Sophomore Leslie LaTour took her place under a tent, peering out into the downpour. She spotted her friend, junior Sarah Parkinson, out in the rain, waiting to give the players water during a timeout. Other members of the team rushed around performing tasks, enduring the rain, the cold, and the stress in order to keep the game running.

These are the athletic trainers.

The job of a trainer starts early and can end late, as they arrive at school at 6 a.m. for the football morning practices Mondays through Wednesdays, and on Fridays they usually stay until anywhere from 11:30 p.m. to past midnight after the game. They also have many tasks to tend to during these hours.

“We get the waterboys ready and we get all of the water bottles ready, and then we help with treatments,” sophomore Mikayla Dohmann said. “Then we stand on the field and give people water. That’s Monday through Wednesday. Thursday we either stay here or we go with one of the teams, JV or freshman, and we work their game.”

A Friday night football game is the major event of the week, and Dohmann said that “Friday nights are pretty busy.”

“We all have an assigned job for Friday night football, whether it’s just timeouts which are just waiting, and if there’s a timeout you run out on the field and give everybody water bottles, or you’re on bench where you’re making sure that everything on the bench sideline is ready,” Dohmann said. “We have waterboys. There’s injuries, so those are jobs. We also have jobs during halftime.”

Since the hours are so early, the trainers only have to do so many morning practices a week, and a system is in place to ensure an equal amount of work is distributed.

“Right now at least we have a policy where we sign up on Google Drive and we only have to work three [games or practices] so that we can go to the varsity games,” Dohman said. “So we all are kind of balancing each other out.”

Dohmann said that being an athletic trainer has “lots of benefits” because it counts as a P.E. credit and because she wants to become a doctor.

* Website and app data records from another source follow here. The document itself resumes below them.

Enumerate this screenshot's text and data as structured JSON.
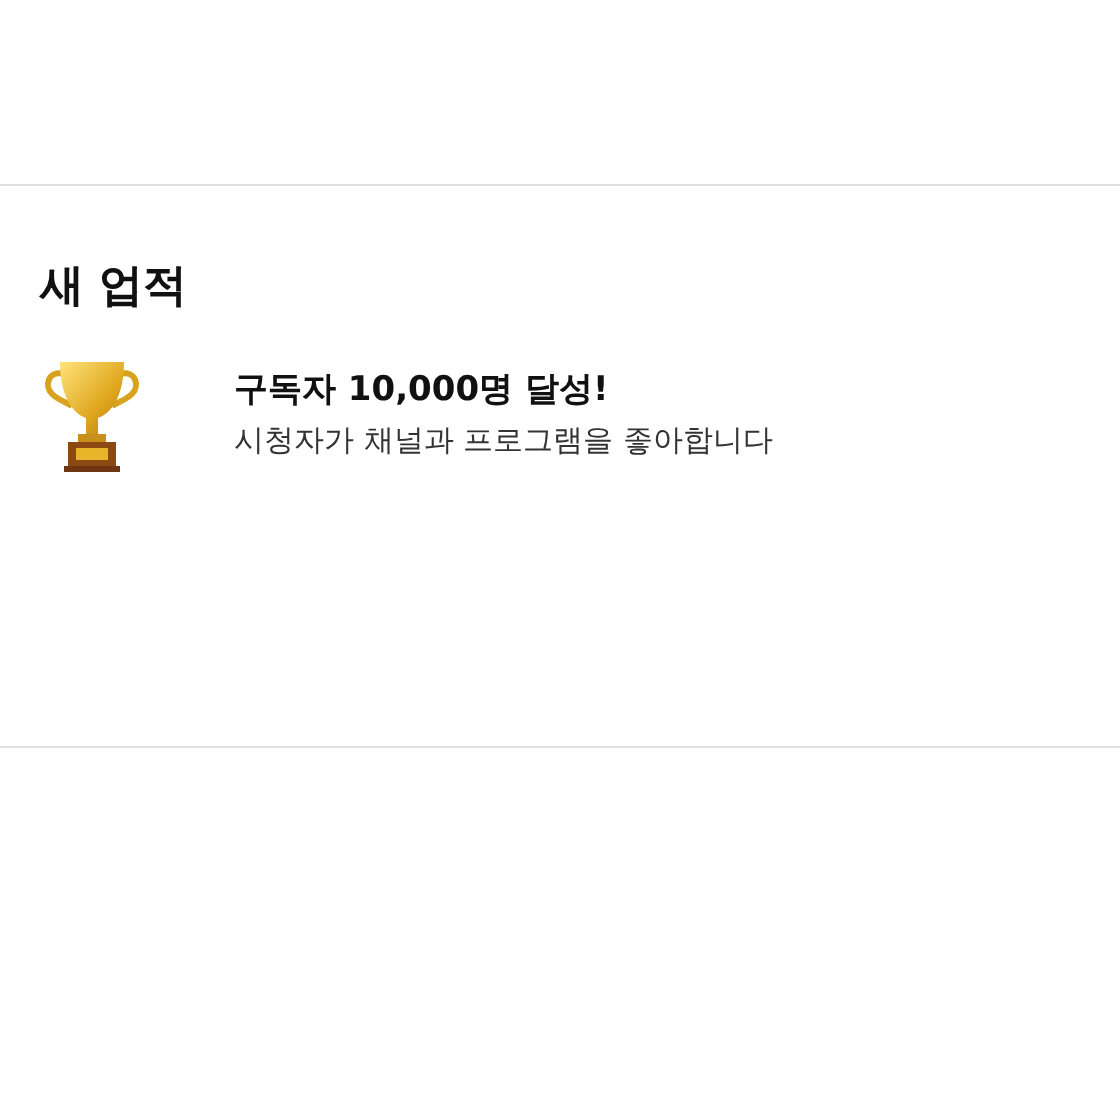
{
  "section": {
    "title": "새 업적"
  },
  "achievements": [
    {
      "title": "구독자 10,000명 달성!",
      "description": "시청자가 채널과 프로그램을 좋아합니다"
    }
  ]
}
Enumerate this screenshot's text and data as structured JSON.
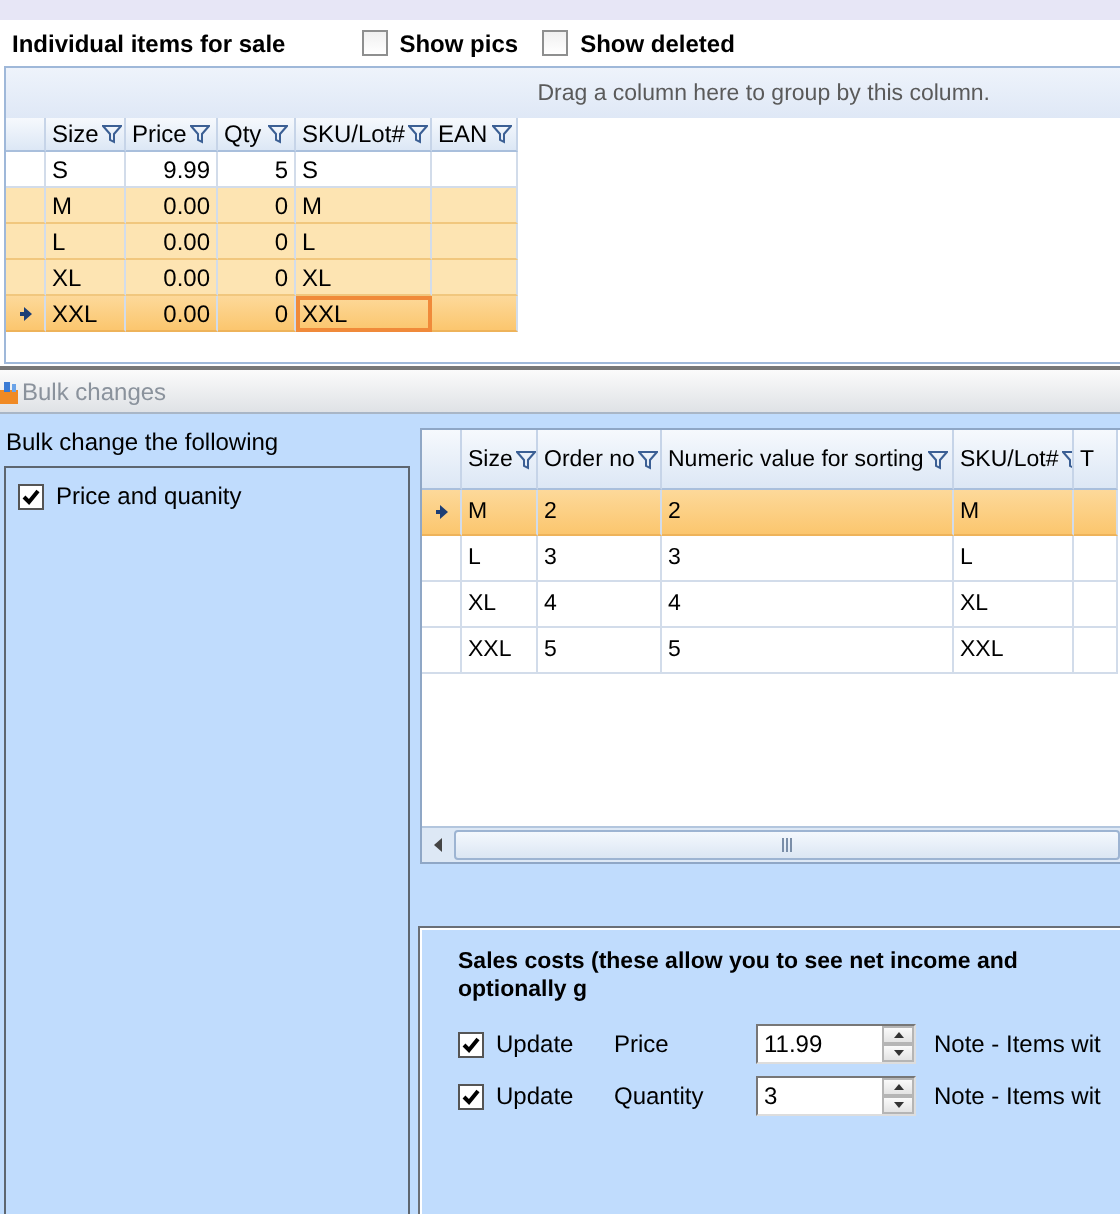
{
  "header": {
    "title": "Individual items for sale",
    "options": [
      {
        "label": "Show pics",
        "checked": false
      },
      {
        "label": "Show deleted",
        "checked": false
      }
    ]
  },
  "items_grid": {
    "group_hint": "Drag a column here to group by this column.",
    "columns": [
      {
        "label": "Size",
        "kind": "text",
        "filter_icon": true
      },
      {
        "label": "Price",
        "kind": "number",
        "filter_icon": true
      },
      {
        "label": "Qty",
        "kind": "number",
        "filter_icon": true
      },
      {
        "label": "SKU/Lot#",
        "kind": "text",
        "filter_icon": true
      },
      {
        "label": "EAN",
        "kind": "text",
        "filter_icon": true
      }
    ],
    "rows": [
      {
        "selected": false,
        "current": false,
        "cells": [
          {
            "text": "S",
            "focused": false
          },
          {
            "text": "9.99",
            "focused": false
          },
          {
            "text": "5",
            "focused": false
          },
          {
            "text": "S",
            "focused": false
          },
          {
            "focused": false
          }
        ]
      },
      {
        "selected": true,
        "current": false,
        "cells": [
          {
            "text": "M",
            "focused": false
          },
          {
            "text": "0.00",
            "focused": false
          },
          {
            "text": "0",
            "focused": false
          },
          {
            "text": "M",
            "focused": false
          },
          {
            "focused": false
          }
        ]
      },
      {
        "selected": true,
        "current": false,
        "cells": [
          {
            "text": "L",
            "focused": false
          },
          {
            "text": "0.00",
            "focused": false
          },
          {
            "text": "0",
            "focused": false
          },
          {
            "text": "L",
            "focused": false
          },
          {
            "focused": false
          }
        ]
      },
      {
        "selected": true,
        "current": false,
        "cells": [
          {
            "text": "XL",
            "focused": false
          },
          {
            "text": "0.00",
            "focused": false
          },
          {
            "text": "0",
            "focused": false
          },
          {
            "text": "XL",
            "focused": false
          },
          {
            "focused": false
          }
        ]
      },
      {
        "selected": true,
        "current": true,
        "cells": [
          {
            "text": "XXL",
            "focused": false
          },
          {
            "text": "0.00",
            "focused": false
          },
          {
            "text": "0",
            "focused": false
          },
          {
            "text": "XXL",
            "focused": true
          },
          {
            "focused": false
          }
        ]
      }
    ]
  },
  "bulk_changes": {
    "title": "Bulk changes",
    "section_label": "Bulk change the following",
    "options": [
      {
        "label": "Price and quanity",
        "checked": true
      }
    ],
    "sizes_grid": {
      "columns": [
        {
          "label": "Size",
          "kind": "text",
          "filter_icon": true
        },
        {
          "label": "Order no",
          "kind": "text",
          "filter_icon": true
        },
        {
          "label": "Numeric value for sorting",
          "kind": "text",
          "filter_icon": true
        },
        {
          "label": "SKU/Lot#",
          "kind": "text",
          "filter_icon": true
        },
        {
          "label": "T",
          "kind": "text",
          "filter_icon": false
        }
      ],
      "rows": [
        {
          "selected": true,
          "current": true,
          "cells": [
            {
              "text": "M",
              "focused": false
            },
            {
              "text": "2",
              "focused": false
            },
            {
              "text": "2",
              "focused": false
            },
            {
              "text": "M",
              "focused": false
            },
            {
              "focused": false
            }
          ]
        },
        {
          "selected": false,
          "current": false,
          "cells": [
            {
              "text": "L",
              "focused": false
            },
            {
              "text": "3",
              "focused": false
            },
            {
              "text": "3",
              "focused": false
            },
            {
              "text": "L",
              "focused": false
            },
            {
              "focused": false
            }
          ]
        },
        {
          "selected": false,
          "current": false,
          "cells": [
            {
              "text": "XL",
              "focused": false
            },
            {
              "text": "4",
              "focused": false
            },
            {
              "text": "4",
              "focused": false
            },
            {
              "text": "XL",
              "focused": false
            },
            {
              "focused": false
            }
          ]
        },
        {
          "selected": false,
          "current": false,
          "cells": [
            {
              "text": "XXL",
              "focused": false
            },
            {
              "text": "5",
              "focused": false
            },
            {
              "text": "5",
              "focused": false
            },
            {
              "text": "XXL",
              "focused": false
            },
            {
              "focused": false
            }
          ]
        }
      ]
    },
    "sales_costs": {
      "title": "Sales costs (these allow you to see net income and optionally g",
      "rows": [
        {
          "update_label": "Update",
          "checked": true,
          "label": "Price",
          "value": "11.99",
          "note": "Note - Items wit"
        },
        {
          "update_label": "Update",
          "checked": true,
          "label": "Quantity",
          "value": "3",
          "note": "Note - Items wit"
        }
      ]
    }
  }
}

Several other students also signed up for athletic training because they are aiming for a career in the medical field.

“I thought about [being a trainer] in eighth grade, and I took sports medicine last year and I thought it would give me extra background and experience in the medical field,” LaTour said. “I also thought it was really cool what they did because growing up with my brother playing football I got to see the trainers, so that’s why I wanted to do it.”

The athletic trainers work together closely and very often, so they have bonded over time. LaTour said that “the first couple of weeks was kind of stressful,” which put a strain on getting to know everyone, but that “once that died down we started to get along better.” The trainers have created many memories since then.

“There was one time we had these little wheely chairs in [the training room] and Sarah, Gabby, and I were [cleaning] up the training room before the game started last week for Prosper,” LaTour said. “We forgot what we were supposed to do, and [Sarah] being on this wheely chair scoots over to try and see if Smiley could tell her what was going on. But, there was this divide between the tile and the drain area and there’s a big white marker and she forgot that was there and she scooted down there and she fell off. I have never laughed as hard as I did [then.]”

When not performing multiple jobs for the football team and making memories, the trainers are learning more about the medical field, such as the anatomy of the foot and leg, as well lessons and skills for life.

“It helps you learn how to deal with people because you’re with the same people all the time,” Parkinson said.

Though there are early mornings, late nights, and often stressful games, Dohmann said the athletic trainers enjoy their job and take pride in knowing that they help keep the football team as well as the football games functioning smoothly.
“It’s very rewarding. I love the feeling I get when [we’re] in the game and we get to go home early or go home late,” Dohmann said. “Just knowing that I’m a part of the team and that we help so much is satisfying.”